**Problem to solve**. Throughout the records below, find the lines with the string "minimize" and give how many there are, nothing else.

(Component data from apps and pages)
╔══
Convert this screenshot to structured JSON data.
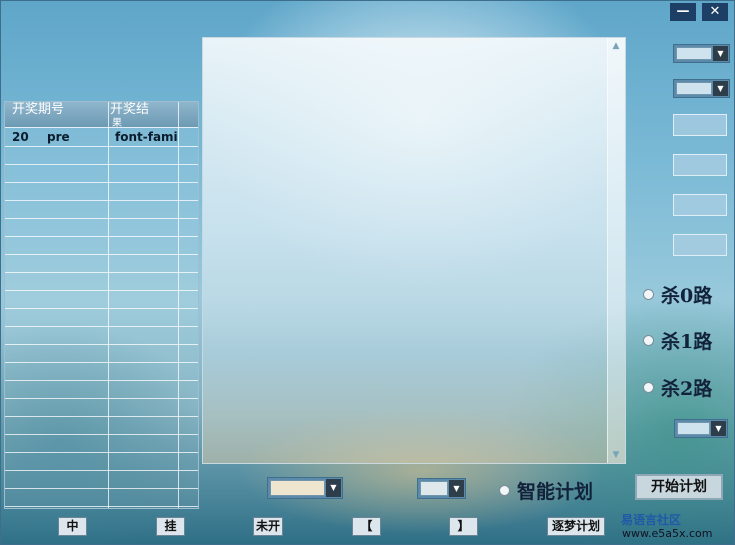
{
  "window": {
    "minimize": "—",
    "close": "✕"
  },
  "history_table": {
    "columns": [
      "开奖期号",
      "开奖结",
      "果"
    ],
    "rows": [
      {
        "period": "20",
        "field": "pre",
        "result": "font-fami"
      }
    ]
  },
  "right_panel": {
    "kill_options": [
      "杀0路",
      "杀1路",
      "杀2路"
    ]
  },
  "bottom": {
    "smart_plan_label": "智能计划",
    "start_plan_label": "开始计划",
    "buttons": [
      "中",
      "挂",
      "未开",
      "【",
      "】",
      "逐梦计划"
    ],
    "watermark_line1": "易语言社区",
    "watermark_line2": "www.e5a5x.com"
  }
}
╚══
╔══
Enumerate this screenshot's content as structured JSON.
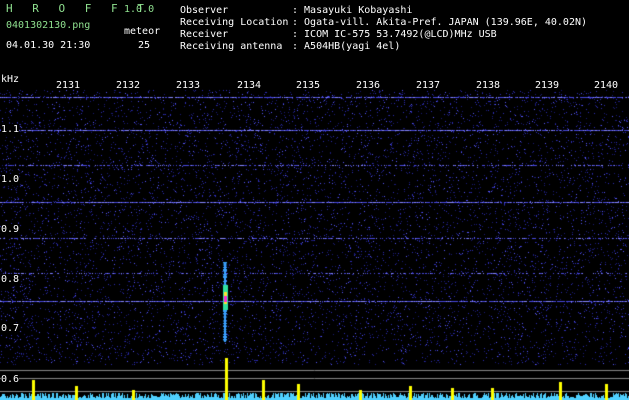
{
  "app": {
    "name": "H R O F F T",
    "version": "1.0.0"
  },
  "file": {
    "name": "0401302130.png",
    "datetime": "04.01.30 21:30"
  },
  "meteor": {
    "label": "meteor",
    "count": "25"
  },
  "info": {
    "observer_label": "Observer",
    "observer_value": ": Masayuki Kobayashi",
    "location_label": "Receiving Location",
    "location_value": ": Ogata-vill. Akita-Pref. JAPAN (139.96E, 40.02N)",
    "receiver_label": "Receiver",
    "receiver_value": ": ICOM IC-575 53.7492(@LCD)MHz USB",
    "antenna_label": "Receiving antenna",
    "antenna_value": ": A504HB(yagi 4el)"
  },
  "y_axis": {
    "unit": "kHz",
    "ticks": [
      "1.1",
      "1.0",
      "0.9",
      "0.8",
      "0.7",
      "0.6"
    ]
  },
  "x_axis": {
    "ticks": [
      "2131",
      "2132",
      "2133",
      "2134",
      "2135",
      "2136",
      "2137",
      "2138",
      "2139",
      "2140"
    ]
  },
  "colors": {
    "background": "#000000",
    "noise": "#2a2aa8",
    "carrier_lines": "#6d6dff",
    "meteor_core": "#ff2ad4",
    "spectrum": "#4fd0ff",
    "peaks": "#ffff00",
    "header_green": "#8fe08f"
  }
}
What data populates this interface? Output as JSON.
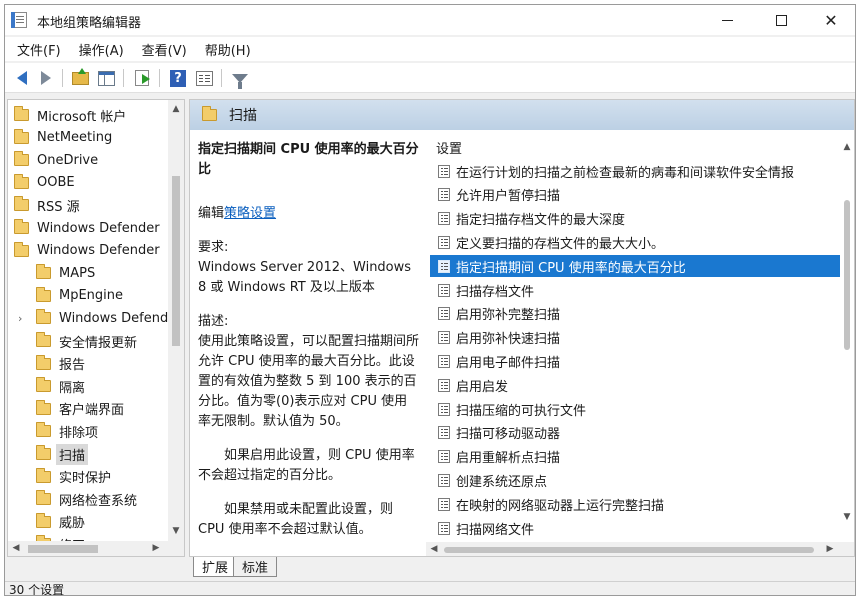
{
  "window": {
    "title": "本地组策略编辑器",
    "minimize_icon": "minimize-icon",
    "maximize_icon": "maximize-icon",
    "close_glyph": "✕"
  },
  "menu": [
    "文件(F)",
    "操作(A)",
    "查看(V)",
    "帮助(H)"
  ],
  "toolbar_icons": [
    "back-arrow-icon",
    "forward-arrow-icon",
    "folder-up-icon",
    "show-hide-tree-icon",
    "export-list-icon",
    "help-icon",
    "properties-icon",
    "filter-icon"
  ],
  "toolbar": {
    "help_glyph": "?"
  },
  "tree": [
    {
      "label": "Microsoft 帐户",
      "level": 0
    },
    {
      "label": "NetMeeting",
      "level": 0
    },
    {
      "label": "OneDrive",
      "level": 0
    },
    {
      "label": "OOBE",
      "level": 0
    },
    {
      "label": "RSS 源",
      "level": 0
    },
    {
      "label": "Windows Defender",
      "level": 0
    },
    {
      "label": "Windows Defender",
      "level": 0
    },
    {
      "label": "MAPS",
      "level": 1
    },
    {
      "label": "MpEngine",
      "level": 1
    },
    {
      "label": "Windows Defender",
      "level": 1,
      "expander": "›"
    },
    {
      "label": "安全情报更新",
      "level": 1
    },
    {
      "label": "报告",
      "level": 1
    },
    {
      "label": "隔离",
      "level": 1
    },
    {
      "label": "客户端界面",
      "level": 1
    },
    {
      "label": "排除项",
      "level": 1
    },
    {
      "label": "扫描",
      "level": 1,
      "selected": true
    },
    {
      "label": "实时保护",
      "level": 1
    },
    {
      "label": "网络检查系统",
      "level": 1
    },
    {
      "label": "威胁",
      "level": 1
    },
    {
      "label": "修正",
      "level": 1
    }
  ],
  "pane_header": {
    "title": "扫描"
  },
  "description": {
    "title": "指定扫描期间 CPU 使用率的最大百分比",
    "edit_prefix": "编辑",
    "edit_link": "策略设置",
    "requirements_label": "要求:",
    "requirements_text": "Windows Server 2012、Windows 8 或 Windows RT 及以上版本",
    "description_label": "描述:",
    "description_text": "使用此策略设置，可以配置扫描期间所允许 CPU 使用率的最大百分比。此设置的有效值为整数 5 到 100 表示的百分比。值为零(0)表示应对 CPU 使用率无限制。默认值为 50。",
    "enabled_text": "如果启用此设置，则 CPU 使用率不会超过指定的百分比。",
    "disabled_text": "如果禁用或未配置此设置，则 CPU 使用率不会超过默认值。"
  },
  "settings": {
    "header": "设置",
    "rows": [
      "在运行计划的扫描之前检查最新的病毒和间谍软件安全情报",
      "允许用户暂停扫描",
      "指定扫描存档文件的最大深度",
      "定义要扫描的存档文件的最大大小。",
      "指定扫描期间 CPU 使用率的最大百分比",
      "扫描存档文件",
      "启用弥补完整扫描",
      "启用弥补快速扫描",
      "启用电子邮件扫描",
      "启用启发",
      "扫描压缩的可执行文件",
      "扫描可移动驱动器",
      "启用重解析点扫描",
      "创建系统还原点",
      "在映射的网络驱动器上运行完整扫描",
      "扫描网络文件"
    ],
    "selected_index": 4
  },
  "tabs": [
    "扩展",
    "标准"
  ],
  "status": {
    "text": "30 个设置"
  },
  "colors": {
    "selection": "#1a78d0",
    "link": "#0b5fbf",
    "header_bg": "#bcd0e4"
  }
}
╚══
**Your solution**. 2